An endangered sea turtle was found washed up dead on an Alabama beach. The marine animal appears to have been strangled by a beach chair string.
Strangled By Beach Chair
Photos shared by Matt Ware, from Florida State University, and reposted by the Fort Morgan Share the Beach conservation group on Facebook show the sad fate of the sea turtle.
It was tangled with a beach chair that bore the logo of the University of Alabama. The dead Kemp's Ridley turtle washed up ashore at the Bon Secour National Wildlife Refuge and found Friday morning.
"This is why we ask people to 'Leave Only Footprints', 'Leave No Trace', pick up after themselves when they leave the beach," Ware wrote.
"This endangered Kemp's Ridley sea turtle was found during morning turtle patrol strangled by a beach chair. Please be responsible when visiting the beach — you are not the only one who uses it."
Share the Beach spokesperson Debbie Harbin said that the chair had barnacles on it, which means that it had already been in the water for a while.
Plastic Wastes And Debris In The Ocean
Experts have long warned about the dangers that plastic trash pose to marine animals, particularly sea turtles.
A 2017 study conducted by researchers from the University of Exeter in the UK showed that hundreds of marine turtles die each year after they become entangled in discarded wastes in the oceans and beaches. These trash include fishing gears and plastic "six pack" holders.
Hatchlings and young sea turtles are in particular susceptible to getting tangled up. These young turtles tend to ride on ocean currents to zones where floating waste are concentrated. They also set up their home near floating debris and live there for years.
"Entanglement in plastic and other pollution could pose a long term impact on the survival of some turtle populations and is a greater threat to them than oil spills," study researcher Brendan Godley said.
The researcher also urged to public to reduce plastic waste and go for biodegradable alternatives.
Most Endangered Of Sea Turtle
The Kemp's Ridley turtle is the most endangered sea turtle, according to the World Wildlife Fund. They are threatened by habitat loss, climate change and pollution. The species has been included in the endangered species list since 1970.

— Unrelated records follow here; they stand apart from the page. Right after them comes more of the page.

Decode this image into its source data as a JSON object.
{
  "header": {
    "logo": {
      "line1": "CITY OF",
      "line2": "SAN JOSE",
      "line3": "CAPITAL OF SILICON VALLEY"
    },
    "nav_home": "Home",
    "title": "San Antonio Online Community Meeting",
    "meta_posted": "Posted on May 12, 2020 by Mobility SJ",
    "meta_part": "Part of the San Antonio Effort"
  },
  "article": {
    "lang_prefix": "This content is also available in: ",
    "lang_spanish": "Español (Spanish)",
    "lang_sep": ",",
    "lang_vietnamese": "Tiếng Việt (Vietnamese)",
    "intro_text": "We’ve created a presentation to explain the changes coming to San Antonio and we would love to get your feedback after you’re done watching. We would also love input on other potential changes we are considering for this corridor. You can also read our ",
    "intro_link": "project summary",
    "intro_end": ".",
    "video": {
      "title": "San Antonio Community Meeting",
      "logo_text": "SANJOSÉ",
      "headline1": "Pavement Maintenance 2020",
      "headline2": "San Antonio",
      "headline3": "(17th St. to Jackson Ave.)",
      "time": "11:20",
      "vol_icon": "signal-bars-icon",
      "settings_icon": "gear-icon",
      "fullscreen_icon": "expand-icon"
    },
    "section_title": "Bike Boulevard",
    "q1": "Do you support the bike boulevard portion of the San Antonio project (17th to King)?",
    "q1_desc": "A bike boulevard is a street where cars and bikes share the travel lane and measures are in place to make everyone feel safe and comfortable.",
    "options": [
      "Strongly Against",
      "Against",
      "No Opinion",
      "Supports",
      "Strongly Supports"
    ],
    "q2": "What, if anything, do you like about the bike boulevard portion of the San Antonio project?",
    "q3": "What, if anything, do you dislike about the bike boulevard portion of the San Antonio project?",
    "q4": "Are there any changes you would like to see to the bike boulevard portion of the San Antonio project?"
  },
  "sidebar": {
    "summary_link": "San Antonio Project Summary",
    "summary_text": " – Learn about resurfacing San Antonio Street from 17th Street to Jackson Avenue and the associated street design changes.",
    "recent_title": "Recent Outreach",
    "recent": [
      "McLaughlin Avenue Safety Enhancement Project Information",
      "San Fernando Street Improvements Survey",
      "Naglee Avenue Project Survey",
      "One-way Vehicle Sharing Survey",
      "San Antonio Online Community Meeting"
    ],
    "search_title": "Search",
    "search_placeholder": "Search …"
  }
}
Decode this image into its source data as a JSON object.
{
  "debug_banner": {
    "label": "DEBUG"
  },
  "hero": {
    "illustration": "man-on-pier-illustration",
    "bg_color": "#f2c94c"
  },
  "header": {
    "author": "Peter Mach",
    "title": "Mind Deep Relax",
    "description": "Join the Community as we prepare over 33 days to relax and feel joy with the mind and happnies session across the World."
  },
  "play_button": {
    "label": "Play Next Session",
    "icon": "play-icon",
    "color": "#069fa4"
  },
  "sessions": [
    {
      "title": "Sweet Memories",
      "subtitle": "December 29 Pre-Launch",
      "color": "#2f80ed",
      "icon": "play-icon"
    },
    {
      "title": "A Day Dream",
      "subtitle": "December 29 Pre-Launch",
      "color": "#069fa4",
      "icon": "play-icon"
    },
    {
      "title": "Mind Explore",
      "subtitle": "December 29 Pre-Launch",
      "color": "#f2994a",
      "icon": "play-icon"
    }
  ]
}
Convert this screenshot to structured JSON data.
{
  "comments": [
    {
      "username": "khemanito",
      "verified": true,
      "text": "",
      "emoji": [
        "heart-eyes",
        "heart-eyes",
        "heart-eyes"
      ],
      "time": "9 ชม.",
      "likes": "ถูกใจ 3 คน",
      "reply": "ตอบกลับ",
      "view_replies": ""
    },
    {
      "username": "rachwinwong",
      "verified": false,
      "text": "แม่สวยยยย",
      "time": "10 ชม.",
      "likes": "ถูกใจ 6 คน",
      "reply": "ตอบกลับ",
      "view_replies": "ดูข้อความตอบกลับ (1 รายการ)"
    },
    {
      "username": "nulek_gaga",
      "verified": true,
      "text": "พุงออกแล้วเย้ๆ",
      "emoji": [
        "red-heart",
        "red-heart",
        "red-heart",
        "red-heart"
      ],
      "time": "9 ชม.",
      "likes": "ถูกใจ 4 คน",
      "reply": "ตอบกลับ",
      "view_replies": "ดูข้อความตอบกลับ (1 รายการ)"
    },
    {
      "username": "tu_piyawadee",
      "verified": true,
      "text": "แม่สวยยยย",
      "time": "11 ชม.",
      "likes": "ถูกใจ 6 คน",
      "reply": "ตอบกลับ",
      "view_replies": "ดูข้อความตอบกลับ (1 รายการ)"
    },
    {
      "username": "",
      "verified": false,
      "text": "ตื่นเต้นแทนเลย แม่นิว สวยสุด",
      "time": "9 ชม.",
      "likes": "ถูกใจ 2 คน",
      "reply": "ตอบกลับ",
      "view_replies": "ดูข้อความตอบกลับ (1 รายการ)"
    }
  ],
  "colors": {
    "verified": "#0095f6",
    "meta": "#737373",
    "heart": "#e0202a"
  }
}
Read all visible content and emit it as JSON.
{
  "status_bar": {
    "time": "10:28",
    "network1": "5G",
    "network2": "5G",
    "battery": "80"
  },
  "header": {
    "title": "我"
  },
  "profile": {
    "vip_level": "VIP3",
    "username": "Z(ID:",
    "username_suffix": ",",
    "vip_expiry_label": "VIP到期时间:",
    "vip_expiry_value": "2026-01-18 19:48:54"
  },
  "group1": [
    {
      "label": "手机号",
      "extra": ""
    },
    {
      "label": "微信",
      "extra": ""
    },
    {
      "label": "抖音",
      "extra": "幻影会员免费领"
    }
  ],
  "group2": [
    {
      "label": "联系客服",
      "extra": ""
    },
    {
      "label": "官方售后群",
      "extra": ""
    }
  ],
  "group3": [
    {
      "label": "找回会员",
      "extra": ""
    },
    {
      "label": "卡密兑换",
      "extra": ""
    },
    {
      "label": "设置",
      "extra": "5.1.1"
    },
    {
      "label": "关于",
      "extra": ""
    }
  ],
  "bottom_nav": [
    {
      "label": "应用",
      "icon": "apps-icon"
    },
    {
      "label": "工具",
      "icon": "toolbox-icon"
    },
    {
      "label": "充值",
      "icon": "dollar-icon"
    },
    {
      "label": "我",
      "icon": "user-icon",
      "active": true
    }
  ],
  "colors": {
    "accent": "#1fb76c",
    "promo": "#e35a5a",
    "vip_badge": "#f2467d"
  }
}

The National Oceanic and Atmospheric Administration will perform a necropsy to determine the cause of the animal's death.